**The task**
An unchanged copy of each entry below is needed; keep the pictures out of it.

(Excerpted data)

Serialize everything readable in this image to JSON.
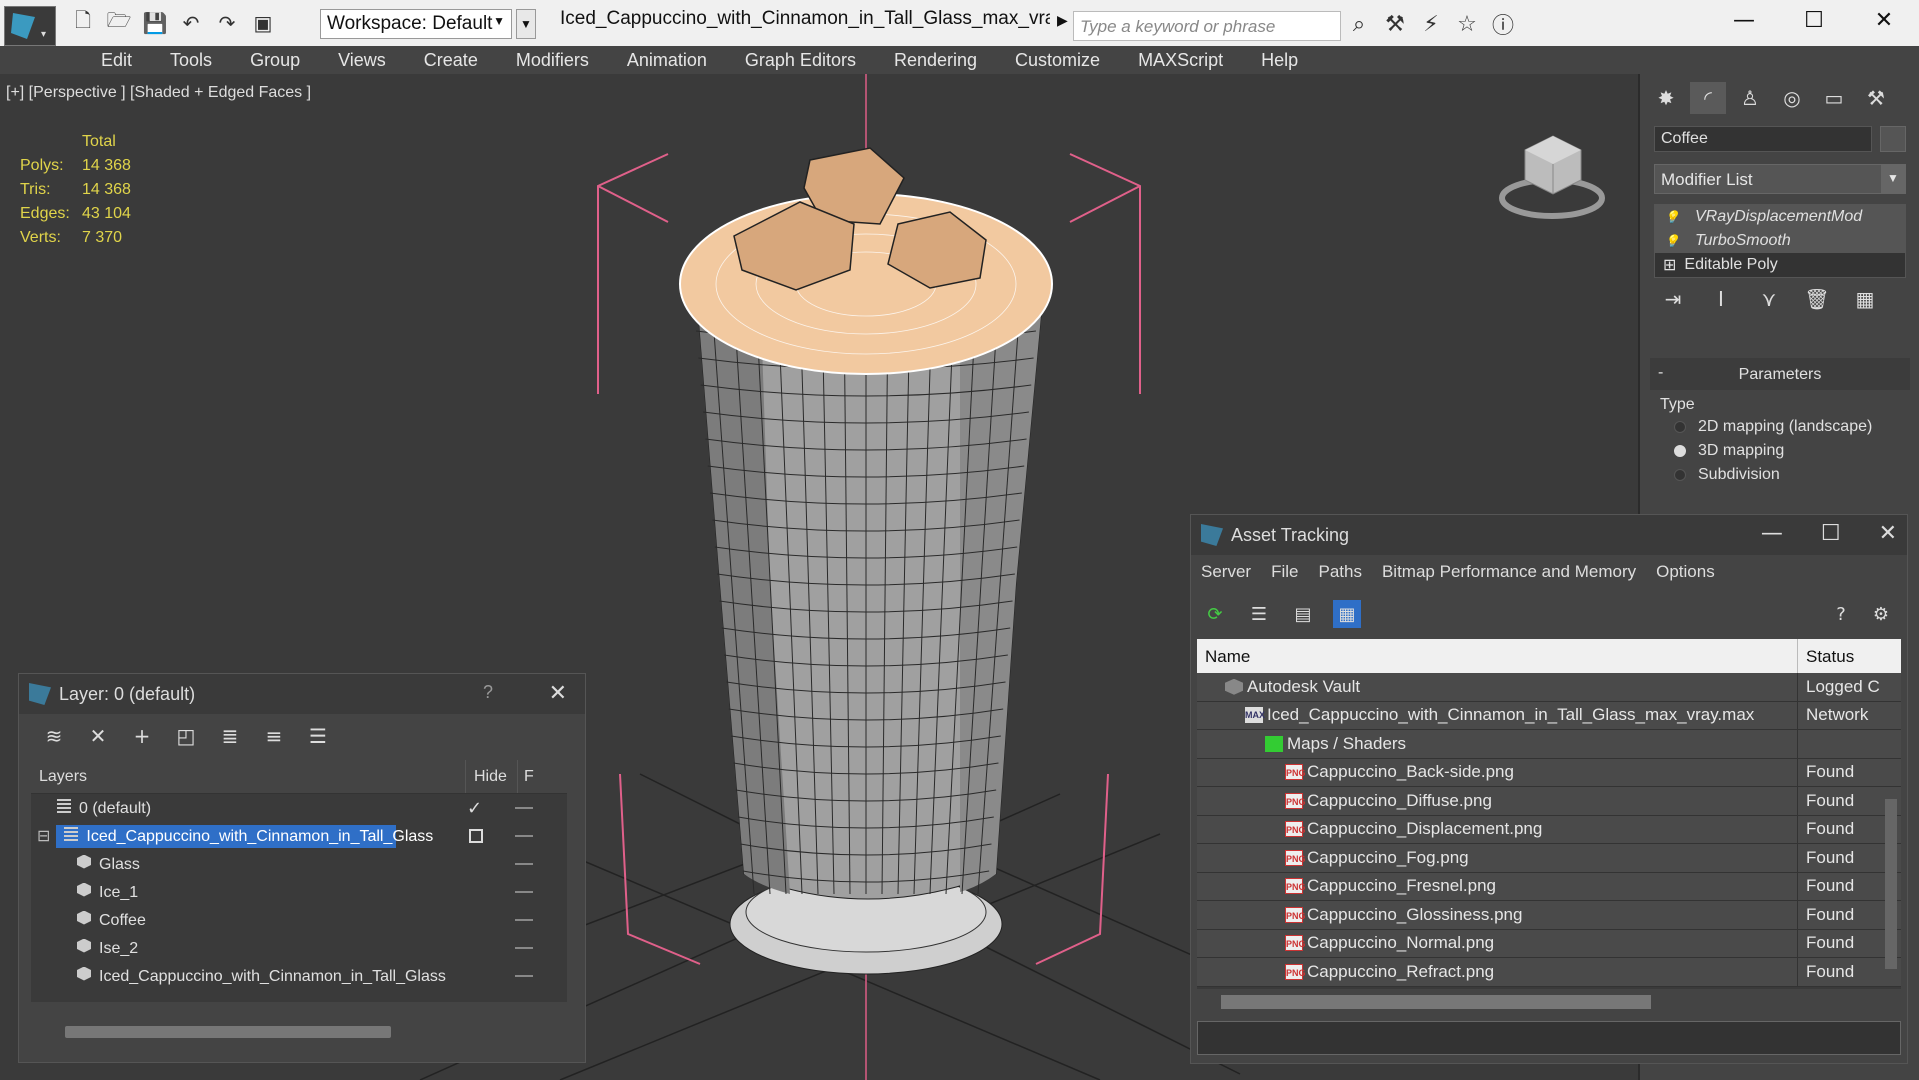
{
  "titlebar": {
    "workspace": "Workspace: Default",
    "document_title": "Iced_Cappuccino_with_Cinnamon_in_Tall_Glass_max_vray.m...",
    "search_placeholder": "Type a keyword or phrase"
  },
  "menu": [
    "Edit",
    "Tools",
    "Group",
    "Views",
    "Create",
    "Modifiers",
    "Animation",
    "Graph Editors",
    "Rendering",
    "Customize",
    "MAXScript",
    "Help"
  ],
  "viewport": {
    "label": "[+] [Perspective ] [Shaded + Edged Faces ]",
    "stats": {
      "header": "Total",
      "rows": [
        {
          "k": "Polys:",
          "v": "14 368"
        },
        {
          "k": "Tris:",
          "v": "14 368"
        },
        {
          "k": "Edges:",
          "v": "43 104"
        },
        {
          "k": "Verts:",
          "v": "7 370"
        }
      ]
    }
  },
  "command_panel": {
    "object_name": "Coffee",
    "modifier_list": "Modifier List",
    "stack": [
      "VRayDisplacementMod",
      "TurboSmooth",
      "Editable Poly"
    ],
    "rollout": "Parameters",
    "type_label": "Type",
    "radios": [
      {
        "label": "2D mapping (landscape)",
        "selected": false
      },
      {
        "label": "3D mapping",
        "selected": true
      },
      {
        "label": "Subdivision",
        "selected": false
      }
    ]
  },
  "layer_window": {
    "title": "Layer: 0 (default)",
    "help": "?",
    "col_layers": "Layers",
    "col_hide": "Hide",
    "col_f": "F",
    "rows": [
      {
        "name": "0 (default)",
        "type": "layer",
        "indent": 1,
        "selected": false,
        "current": true
      },
      {
        "name": "Iced_Cappuccino_with_Cinnamon_in_Tall_Glass",
        "type": "layer",
        "indent": 0,
        "selected": true,
        "current": false
      },
      {
        "name": "Glass",
        "type": "object",
        "indent": 2,
        "selected": false,
        "current": false
      },
      {
        "name": "Ice_1",
        "type": "object",
        "indent": 2,
        "selected": false,
        "current": false
      },
      {
        "name": "Coffee",
        "type": "object",
        "indent": 2,
        "selected": false,
        "current": false
      },
      {
        "name": "Ise_2",
        "type": "object",
        "indent": 2,
        "selected": false,
        "current": false
      },
      {
        "name": "Iced_Cappuccino_with_Cinnamon_in_Tall_Glass",
        "type": "object",
        "indent": 2,
        "selected": false,
        "current": false
      }
    ]
  },
  "asset_window": {
    "title": "Asset Tracking",
    "menu": [
      "Server",
      "File",
      "Paths",
      "Bitmap Performance and Memory",
      "Options"
    ],
    "col_name": "Name",
    "col_status": "Status",
    "rows": [
      {
        "name": "Autodesk Vault",
        "icon": "vault",
        "indent": 1,
        "status": "Logged C"
      },
      {
        "name": "Iced_Cappuccino_with_Cinnamon_in_Tall_Glass_max_vray.max",
        "icon": "max",
        "indent": 2,
        "status": "Network"
      },
      {
        "name": "Maps / Shaders",
        "icon": "maps",
        "indent": 3,
        "status": ""
      },
      {
        "name": "Cappuccino_Back-side.png",
        "icon": "png",
        "indent": 4,
        "status": "Found"
      },
      {
        "name": "Cappuccino_Diffuse.png",
        "icon": "png",
        "indent": 4,
        "status": "Found"
      },
      {
        "name": "Cappuccino_Displacement.png",
        "icon": "png",
        "indent": 4,
        "status": "Found"
      },
      {
        "name": "Cappuccino_Fog.png",
        "icon": "png",
        "indent": 4,
        "status": "Found"
      },
      {
        "name": "Cappuccino_Fresnel.png",
        "icon": "png",
        "indent": 4,
        "status": "Found"
      },
      {
        "name": "Cappuccino_Glossiness.png",
        "icon": "png",
        "indent": 4,
        "status": "Found"
      },
      {
        "name": "Cappuccino_Normal.png",
        "icon": "png",
        "indent": 4,
        "status": "Found"
      },
      {
        "name": "Cappuccino_Refract.png",
        "icon": "png",
        "indent": 4,
        "status": "Found"
      }
    ]
  },
  "colors": {
    "selection": "#2f6fc7",
    "stats_text": "#e0d44a",
    "foam": "#f2c9a0",
    "bbox": "#e0608a"
  }
}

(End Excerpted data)

**Reply to the task**
Serialize everything readable in this image to JSON.
{
  "titlebar": {
    "workspace": "Workspace: Default",
    "document_title": "Iced_Cappuccino_with_Cinnamon_in_Tall_Glass_max_vray.m...",
    "search_placeholder": "Type a keyword or phrase"
  },
  "menu": [
    "Edit",
    "Tools",
    "Group",
    "Views",
    "Create",
    "Modifiers",
    "Animation",
    "Graph Editors",
    "Rendering",
    "Customize",
    "MAXScript",
    "Help"
  ],
  "viewport": {
    "label": "[+] [Perspective ] [Shaded + Edged Faces ]",
    "stats": {
      "header": "Total",
      "rows": [
        {
          "k": "Polys:",
          "v": "14 368"
        },
        {
          "k": "Tris:",
          "v": "14 368"
        },
        {
          "k": "Edges:",
          "v": "43 104"
        },
        {
          "k": "Verts:",
          "v": "7 370"
        }
      ]
    }
  },
  "command_panel": {
    "object_name": "Coffee",
    "modifier_list": "Modifier List",
    "stack": [
      "VRayDisplacementMod",
      "TurboSmooth",
      "Editable Poly"
    ],
    "rollout": "Parameters",
    "type_label": "Type",
    "radios": [
      {
        "label": "2D mapping (landscape)",
        "selected": false
      },
      {
        "label": "3D mapping",
        "selected": true
      },
      {
        "label": "Subdivision",
        "selected": false
      }
    ]
  },
  "layer_window": {
    "title": "Layer: 0 (default)",
    "help": "?",
    "col_layers": "Layers",
    "col_hide": "Hide",
    "col_f": "F",
    "rows": [
      {
        "name": "0 (default)",
        "type": "layer",
        "indent": 1,
        "selected": false,
        "current": true
      },
      {
        "name": "Iced_Cappuccino_with_Cinnamon_in_Tall_Glass",
        "type": "layer",
        "indent": 0,
        "selected": true,
        "current": false
      },
      {
        "name": "Glass",
        "type": "object",
        "indent": 2,
        "selected": false,
        "current": false
      },
      {
        "name": "Ice_1",
        "type": "object",
        "indent": 2,
        "selected": false,
        "current": false
      },
      {
        "name": "Coffee",
        "type": "object",
        "indent": 2,
        "selected": false,
        "current": false
      },
      {
        "name": "Ise_2",
        "type": "object",
        "indent": 2,
        "selected": false,
        "current": false
      },
      {
        "name": "Iced_Cappuccino_with_Cinnamon_in_Tall_Glass",
        "type": "object",
        "indent": 2,
        "selected": false,
        "current": false
      }
    ]
  },
  "asset_window": {
    "title": "Asset Tracking",
    "menu": [
      "Server",
      "File",
      "Paths",
      "Bitmap Performance and Memory",
      "Options"
    ],
    "col_name": "Name",
    "col_status": "Status",
    "rows": [
      {
        "name": "Autodesk Vault",
        "icon": "vault",
        "indent": 1,
        "status": "Logged C"
      },
      {
        "name": "Iced_Cappuccino_with_Cinnamon_in_Tall_Glass_max_vray.max",
        "icon": "max",
        "indent": 2,
        "status": "Network"
      },
      {
        "name": "Maps / Shaders",
        "icon": "maps",
        "indent": 3,
        "status": ""
      },
      {
        "name": "Cappuccino_Back-side.png",
        "icon": "png",
        "indent": 4,
        "status": "Found"
      },
      {
        "name": "Cappuccino_Diffuse.png",
        "icon": "png",
        "indent": 4,
        "status": "Found"
      },
      {
        "name": "Cappuccino_Displacement.png",
        "icon": "png",
        "indent": 4,
        "status": "Found"
      },
      {
        "name": "Cappuccino_Fog.png",
        "icon": "png",
        "indent": 4,
        "status": "Found"
      },
      {
        "name": "Cappuccino_Fresnel.png",
        "icon": "png",
        "indent": 4,
        "status": "Found"
      },
      {
        "name": "Cappuccino_Glossiness.png",
        "icon": "png",
        "indent": 4,
        "status": "Found"
      },
      {
        "name": "Cappuccino_Normal.png",
        "icon": "png",
        "indent": 4,
        "status": "Found"
      },
      {
        "name": "Cappuccino_Refract.png",
        "icon": "png",
        "indent": 4,
        "status": "Found"
      }
    ]
  },
  "colors": {
    "selection": "#2f6fc7",
    "stats_text": "#e0d44a",
    "foam": "#f2c9a0",
    "bbox": "#e0608a"
  }
}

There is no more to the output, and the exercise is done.